The four highland communities are connected by a rough dirt road that winds along one of the Sierra de Managua’s narrow ridges. Small farms and cultivated fields (i.e., coffee, pitayah, pineapple, tomatoes and beans) descend steeply from the road. La Concepcion, the nearest town (8 km) is the gateway to market for the coffee and citrus production from the area.
Palo Solo’s approximately 170 residents get their livelihoods from agriculture. Some are small-scale farmers.
Past Palo Solo, this windswept and high-elevation community endures a harsher climate, with cold temperatures, volcanic gases, and few trees. Most farmers work as seasonal laborers on large coffee farms to supplement income from their smaller cash-crop plots.
Of the four communities, San Caralampio is the one closest to town. Yet farmers struggle with a limited supply of water for irrigation, but the larger pieces of land at least allow for crop diversification, which buffers down years.

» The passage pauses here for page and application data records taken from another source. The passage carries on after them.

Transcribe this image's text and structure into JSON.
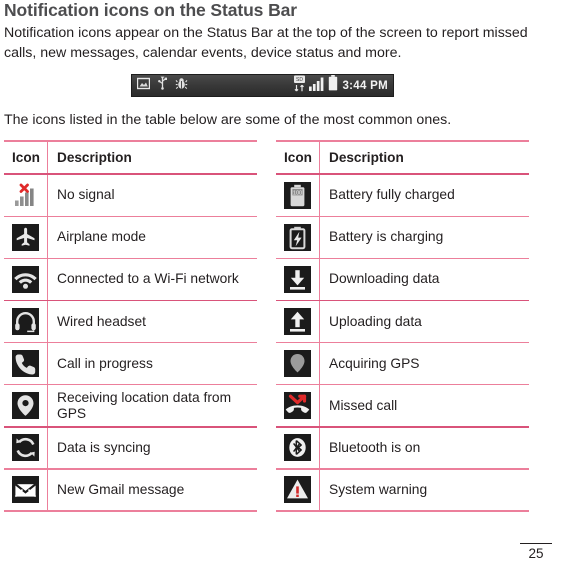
{
  "heading": "Notification icons on the Status Bar",
  "intro": "Notification icons appear on the Status Bar at the top of the screen to report missed calls, new messages, calendar events, device status and more.",
  "sub_note": "The icons listed in the table below are some of the most common ones.",
  "status_bar": {
    "left_icons": [
      "screenshot-icon",
      "usb-icon",
      "bug-icon"
    ],
    "right_icons": [
      "sd-card-data-icon",
      "signal-bars-icon",
      "battery-icon"
    ],
    "time": "3:44 PM",
    "background_color": "#3a3a3a",
    "text_color": "#f2f2f2"
  },
  "colors": {
    "rule_light": "#ec7f9b",
    "rule_dark": "#d9537a",
    "heading": "#4d4d4f",
    "body": "#231f20",
    "icon_tile_dark": "#1b1b1b"
  },
  "tables": [
    {
      "id": "left",
      "headers": {
        "icon": "Icon",
        "description": "Description"
      },
      "rows": [
        {
          "icon": "no-signal-icon",
          "description": "No signal"
        },
        {
          "icon": "airplane-mode-icon",
          "description": "Airplane mode"
        },
        {
          "icon": "wifi-connected-icon",
          "description": "Connected to a Wi-Fi network"
        },
        {
          "icon": "wired-headset-icon",
          "description": "Wired headset"
        },
        {
          "icon": "call-in-progress-icon",
          "description": "Call in progress"
        },
        {
          "icon": "gps-fixed-icon",
          "description": "Receiving location data from GPS"
        },
        {
          "icon": "sync-icon",
          "description": "Data is syncing"
        },
        {
          "icon": "gmail-icon",
          "description": "New Gmail message"
        }
      ]
    },
    {
      "id": "right",
      "headers": {
        "icon": "Icon",
        "description": "Description"
      },
      "rows": [
        {
          "icon": "battery-full-icon",
          "description": "Battery fully charged"
        },
        {
          "icon": "battery-charging-icon",
          "description": "Battery is charging"
        },
        {
          "icon": "download-icon",
          "description": "Downloading data"
        },
        {
          "icon": "upload-icon",
          "description": "Uploading data"
        },
        {
          "icon": "gps-acquiring-icon",
          "description": "Acquiring GPS"
        },
        {
          "icon": "missed-call-icon",
          "description": "Missed call"
        },
        {
          "icon": "bluetooth-icon",
          "description": "Bluetooth is on"
        },
        {
          "icon": "system-warning-icon",
          "description": "System warning"
        }
      ]
    }
  ],
  "footer": {
    "page_number": "25"
  }
}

Located between San Caralampio and Palo Solo, Loma Negra families do not have access to regular transportation. Families derive most of their income from small, diversified farms.